▶ EXERCISE OBJECTIVE:
Return, from the material below, each line in which "name" occurs.
***** DATA FOR THIS EXERCISE *****
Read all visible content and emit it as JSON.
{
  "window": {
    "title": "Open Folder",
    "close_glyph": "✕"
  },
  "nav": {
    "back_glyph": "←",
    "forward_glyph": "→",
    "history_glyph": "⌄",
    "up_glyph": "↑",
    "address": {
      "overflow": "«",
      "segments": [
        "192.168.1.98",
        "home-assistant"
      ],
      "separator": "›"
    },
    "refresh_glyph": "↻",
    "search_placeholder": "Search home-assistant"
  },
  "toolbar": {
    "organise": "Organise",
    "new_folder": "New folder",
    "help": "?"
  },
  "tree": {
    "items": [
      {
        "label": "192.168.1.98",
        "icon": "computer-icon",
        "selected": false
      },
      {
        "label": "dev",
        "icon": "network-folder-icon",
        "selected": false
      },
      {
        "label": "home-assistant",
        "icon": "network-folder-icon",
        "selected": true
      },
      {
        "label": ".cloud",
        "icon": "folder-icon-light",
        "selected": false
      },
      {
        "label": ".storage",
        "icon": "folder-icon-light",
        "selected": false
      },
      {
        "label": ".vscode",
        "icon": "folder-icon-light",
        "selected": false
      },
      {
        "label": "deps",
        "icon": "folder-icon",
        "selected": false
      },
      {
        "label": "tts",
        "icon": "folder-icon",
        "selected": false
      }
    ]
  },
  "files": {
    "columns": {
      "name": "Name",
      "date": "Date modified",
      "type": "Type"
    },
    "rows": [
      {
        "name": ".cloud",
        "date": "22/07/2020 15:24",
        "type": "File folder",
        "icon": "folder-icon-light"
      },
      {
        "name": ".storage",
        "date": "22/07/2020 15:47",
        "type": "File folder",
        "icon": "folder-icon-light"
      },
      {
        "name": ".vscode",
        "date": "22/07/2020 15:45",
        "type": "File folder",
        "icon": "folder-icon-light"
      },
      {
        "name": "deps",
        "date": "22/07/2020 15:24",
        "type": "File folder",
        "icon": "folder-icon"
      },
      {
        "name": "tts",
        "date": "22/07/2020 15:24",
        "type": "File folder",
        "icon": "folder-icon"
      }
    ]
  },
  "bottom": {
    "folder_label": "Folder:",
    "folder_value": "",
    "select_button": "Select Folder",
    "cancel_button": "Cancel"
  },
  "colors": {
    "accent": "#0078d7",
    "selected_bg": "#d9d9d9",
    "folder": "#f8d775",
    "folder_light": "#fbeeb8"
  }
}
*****
▶ RESULT OF THE EXERCISE:
      "name": "Name",
        "name": ".cloud",
        "name": ".storage",
        "name": ".vscode",
        "name": "deps",
        "name": "tts",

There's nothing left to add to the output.